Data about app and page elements
====

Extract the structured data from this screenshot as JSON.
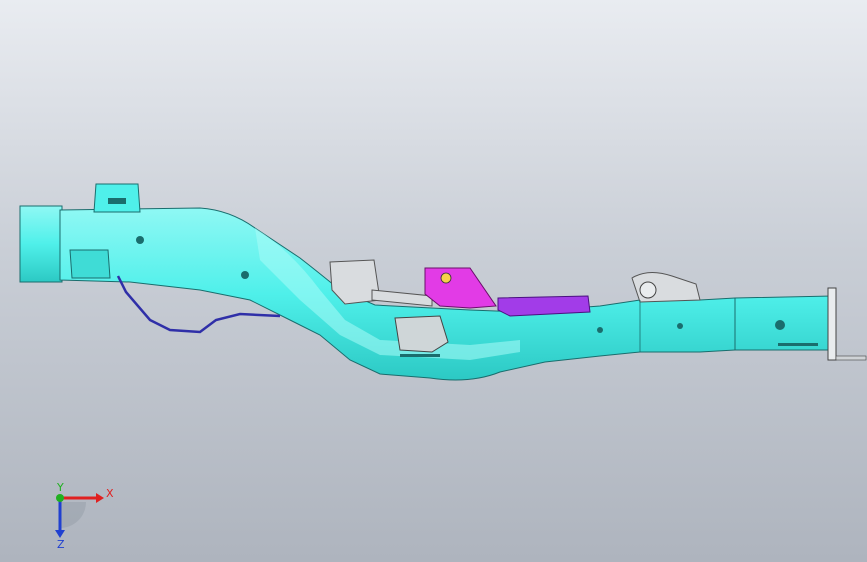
{
  "viewport": {
    "background_top": "#e9ecf1",
    "background_bottom": "#aeb4be"
  },
  "model": {
    "frame_color": "#4ff0ea",
    "frame_edge_color": "#1a6d6d",
    "bracket_color": "#d9dcdf",
    "mount_magenta_color": "#e23be6",
    "mount_purple_color": "#a23ce8",
    "cable_color": "#2f2fa8"
  },
  "triad": {
    "x_label": "X",
    "y_label": "Y",
    "z_label": "Z",
    "x_color": "#e02020",
    "y_color": "#20b020",
    "z_color": "#2040d0"
  }
}
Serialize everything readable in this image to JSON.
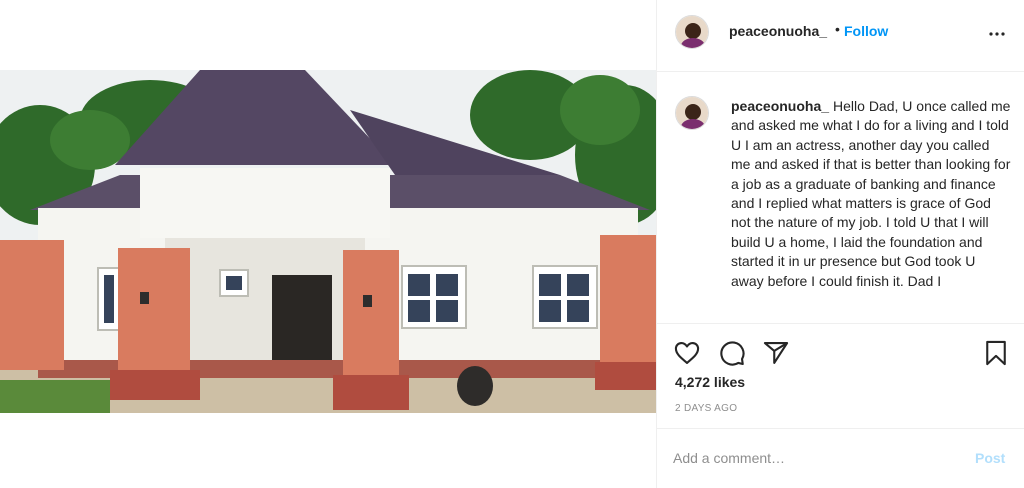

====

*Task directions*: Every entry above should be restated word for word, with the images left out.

*Answer box*:
Extract the structured data from this screenshot as JSON.
{
  "viewport": {
    "background_top": "#e9ecf1",
    "background_bottom": "#aeb4be"
  },
  "model": {
    "frame_color": "#4ff0ea",
    "frame_edge_color": "#1a6d6d",
    "bracket_color": "#d9dcdf",
    "mount_magenta_color": "#e23be6",
    "mount_purple_color": "#a23ce8",
    "cable_color": "#2f2fa8"
  },
  "triad": {
    "x_label": "X",
    "y_label": "Y",
    "z_label": "Z",
    "x_color": "#e02020",
    "y_color": "#20b020",
    "z_color": "#2040d0"
  }
}
Serialize everything readable in this image to JSON.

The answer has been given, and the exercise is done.